initial access lapsus

Sure, phishing employees to get a beachhead into a company’s network is far from undoable, but it’s not something you do today with the same ease you did 5 years ago. Things improved. And they will continue to. Think about how easy was to obtain a 0day on Apache or nginx 15 years ago. Today this kind of vulnerabilities still come out, but with less and less frequency. The gist of the story is that while we are far from a truly secure way of processing, sharing and storing data, people are doing their best to get there. Things will continue to improve, and our work, both as attackers and defenders, will help us get there.

Believe in younger generations
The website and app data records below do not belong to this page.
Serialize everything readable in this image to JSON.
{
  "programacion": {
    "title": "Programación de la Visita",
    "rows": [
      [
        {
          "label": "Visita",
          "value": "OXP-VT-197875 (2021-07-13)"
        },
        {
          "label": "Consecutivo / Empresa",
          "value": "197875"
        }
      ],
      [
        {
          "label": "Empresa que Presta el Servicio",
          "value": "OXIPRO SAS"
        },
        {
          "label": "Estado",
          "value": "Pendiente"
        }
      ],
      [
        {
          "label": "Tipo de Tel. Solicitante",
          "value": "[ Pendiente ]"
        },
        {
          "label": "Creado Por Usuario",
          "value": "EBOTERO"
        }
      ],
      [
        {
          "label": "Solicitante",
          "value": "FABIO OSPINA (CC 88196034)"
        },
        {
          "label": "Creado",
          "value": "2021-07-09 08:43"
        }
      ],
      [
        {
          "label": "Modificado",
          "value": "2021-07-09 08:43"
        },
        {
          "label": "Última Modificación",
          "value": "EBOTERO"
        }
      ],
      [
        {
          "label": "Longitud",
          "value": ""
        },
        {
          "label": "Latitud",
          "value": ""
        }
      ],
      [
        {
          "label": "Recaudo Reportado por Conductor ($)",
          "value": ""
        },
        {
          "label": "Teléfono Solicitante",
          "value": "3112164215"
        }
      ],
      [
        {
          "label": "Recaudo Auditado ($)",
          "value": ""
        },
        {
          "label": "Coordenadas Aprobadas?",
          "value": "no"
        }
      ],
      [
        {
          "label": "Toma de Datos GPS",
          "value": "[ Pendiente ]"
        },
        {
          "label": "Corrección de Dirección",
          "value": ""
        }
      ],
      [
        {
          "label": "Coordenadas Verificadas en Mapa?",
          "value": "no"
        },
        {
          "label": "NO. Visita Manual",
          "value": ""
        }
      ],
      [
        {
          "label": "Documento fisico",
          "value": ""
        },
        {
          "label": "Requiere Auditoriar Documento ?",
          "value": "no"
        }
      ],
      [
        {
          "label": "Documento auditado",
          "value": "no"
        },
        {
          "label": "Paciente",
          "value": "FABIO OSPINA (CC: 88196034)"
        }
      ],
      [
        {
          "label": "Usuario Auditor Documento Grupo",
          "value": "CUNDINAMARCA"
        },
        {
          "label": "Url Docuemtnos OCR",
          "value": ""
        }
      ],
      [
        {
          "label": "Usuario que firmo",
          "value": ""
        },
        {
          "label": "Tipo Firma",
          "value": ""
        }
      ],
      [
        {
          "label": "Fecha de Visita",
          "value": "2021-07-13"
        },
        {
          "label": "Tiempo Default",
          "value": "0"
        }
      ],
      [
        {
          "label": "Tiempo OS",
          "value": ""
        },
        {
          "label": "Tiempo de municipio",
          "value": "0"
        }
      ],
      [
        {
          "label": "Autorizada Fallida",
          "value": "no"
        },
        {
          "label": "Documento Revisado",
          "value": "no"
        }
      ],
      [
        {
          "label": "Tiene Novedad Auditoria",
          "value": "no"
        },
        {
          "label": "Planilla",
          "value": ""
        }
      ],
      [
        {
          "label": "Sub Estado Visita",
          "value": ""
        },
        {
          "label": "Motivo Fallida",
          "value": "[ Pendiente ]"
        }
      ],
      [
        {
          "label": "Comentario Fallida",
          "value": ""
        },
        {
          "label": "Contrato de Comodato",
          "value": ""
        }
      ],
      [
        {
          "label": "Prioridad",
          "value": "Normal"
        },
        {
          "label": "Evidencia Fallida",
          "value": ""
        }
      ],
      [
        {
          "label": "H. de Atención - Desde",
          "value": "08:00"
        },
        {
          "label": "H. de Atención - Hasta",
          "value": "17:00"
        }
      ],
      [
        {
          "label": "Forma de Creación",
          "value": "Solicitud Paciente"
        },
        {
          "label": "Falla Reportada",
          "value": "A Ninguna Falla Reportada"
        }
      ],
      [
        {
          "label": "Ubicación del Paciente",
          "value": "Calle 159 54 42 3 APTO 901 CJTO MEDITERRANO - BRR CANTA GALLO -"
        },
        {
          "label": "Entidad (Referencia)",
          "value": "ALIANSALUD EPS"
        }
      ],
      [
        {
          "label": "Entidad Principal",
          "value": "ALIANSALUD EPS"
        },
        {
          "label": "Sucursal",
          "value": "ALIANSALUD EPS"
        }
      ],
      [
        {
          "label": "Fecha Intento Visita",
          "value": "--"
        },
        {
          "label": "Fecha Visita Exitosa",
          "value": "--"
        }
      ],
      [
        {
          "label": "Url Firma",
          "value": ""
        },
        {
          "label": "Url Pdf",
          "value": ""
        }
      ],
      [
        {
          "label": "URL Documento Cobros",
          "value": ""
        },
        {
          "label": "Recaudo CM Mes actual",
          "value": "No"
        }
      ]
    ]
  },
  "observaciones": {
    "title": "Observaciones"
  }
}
This is a topic I’m particularly fond of. Sometimes I get asked how I got into the field or how to improve one’s skills. The first thing I always tell people is to find a mentor (or more mentors). If there is something that truly helped me in my journey is having people around to look up to, skilled peers I can reach out to for help or guidance, like my fellow Tortellini. Life is a lot easier when you have companions. But this time the advice is not for people looking for help, this time the advice is for the people who are in a position to help others, with a focus on helping younger people who are trying to get into the field. Younger people are the next generation, the next hackers, the next attackers and defenders. Giving them proper guidance and advice helps our field as a whole, because the more skilled, talented people we have, the better and faster our field will grow. I once met a guy who said:

We always act like we are the only ones in a position to do something. Older people are slower and not on the bleeding edge, younger people are dumber and too inexperienced. It is always as if we are the only ones gifted by God with being in the right place at the right time. And we couldn’t be more wrong.
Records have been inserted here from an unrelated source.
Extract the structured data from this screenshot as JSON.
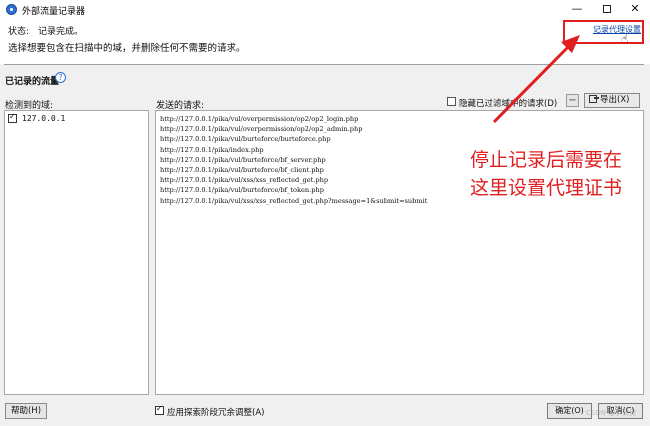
{
  "window": {
    "title": "外部流量记录器",
    "controls": {
      "minimize": "—",
      "close": "✕"
    }
  },
  "status": {
    "label": "状态:",
    "value": "记录完成。",
    "instruction": "选择想要包含在扫描中的域，并删除任何不需要的请求。",
    "proxy_link": "记录代理设置"
  },
  "traffic": {
    "title": "已记录的流量",
    "help": "?",
    "domains_label": "检测到的域:",
    "requests_label": "发送的请求:",
    "hide_filtered_label": "隐藏已过滤域中的请求(D)",
    "remove_button": "−",
    "export_button": "导出(X)",
    "domains": [
      "127.0.0.1"
    ],
    "requests": [
      "http://127.0.0.1/pika/vul/overpermission/op2/op2_login.php",
      "http://127.0.0.1/pika/vul/overpermission/op2/op2_admin.php",
      "http://127.0.0.1/pika/vul/burteforce/burteforce.php",
      "http://127.0.0.1/pika/index.php",
      "http://127.0.0.1/pika/vul/burteforce/bf_server.php",
      "http://127.0.0.1/pika/vul/burteforce/bf_client.php",
      "http://127.0.0.1/pika/vul/xss/xss_reflected_get.php",
      "http://127.0.0.1/pika/vul/burteforce/bf_token.php",
      "http://127.0.0.1/pika/vul/xss/xss_reflected_get.php?message=1&submit=submit"
    ]
  },
  "annotation": {
    "line1": "停止记录后需要在",
    "line2": "这里设置代理证书",
    "color": "#e02020"
  },
  "footer": {
    "help_button": "帮助(H)",
    "optimize_label": "应用探索阶段冗余调整(A)",
    "ok_button": "确定(O)",
    "cancel_button": "取消(C)",
    "watermark": "CSDN @夕须臾"
  }
}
I firmly believe he was damn right. Sure, 40 year olds are slower than guys in their thirties, but a 16 or 17 year old person is always snappier than a guy in his thirties or twenties, no matter how you put it. Sure, they lack training and experience, but that is exactly why you should care for them and guide them. Teach the next generation, because they will be the ones with hands on the keyboard when shit will hit the fan in a time when we will be too slow to react.

Behaving as a good person is almost always a good long term strategy

I saved this last bullet for those techies who don’t see my point or don’t agree with what I wrote previously. If you still think your God-given cyber status can’t be touched and you deserve the right to treat people with toxicity, remember this: the wheel always turns, and from a merely strategic point of view it is always better to be liked than disliked. If people like you, they will stand by your side, if they dislike you, they will look for every opportunity to get in your way. Life is long, be smart and don’t let the pathologically narcissistic sociopath side of yourself take the best of your relationships.

My best achievement were always a result of teamwork. Sometimes I achieved what others couldn’t just because I was on good terms with the right people at the right time, just because in times of need I knew who to call and the guy on the other side of the phone was a friend. The more people are on your side, the better your chances are of having success, it’s a simple equation. If you won’t do it because you think it’s right, do it because it’s smart.


That’s it I guess. I wanted to write this article because I wanted to express these thoughts I always kept within me. I think the best way to sum it up is “just don’t be a dick to others”. Sure, you can be a great hacker without people around you to help, but I dare you to truly change things alone.

United we stand, divided we fall.

last, out.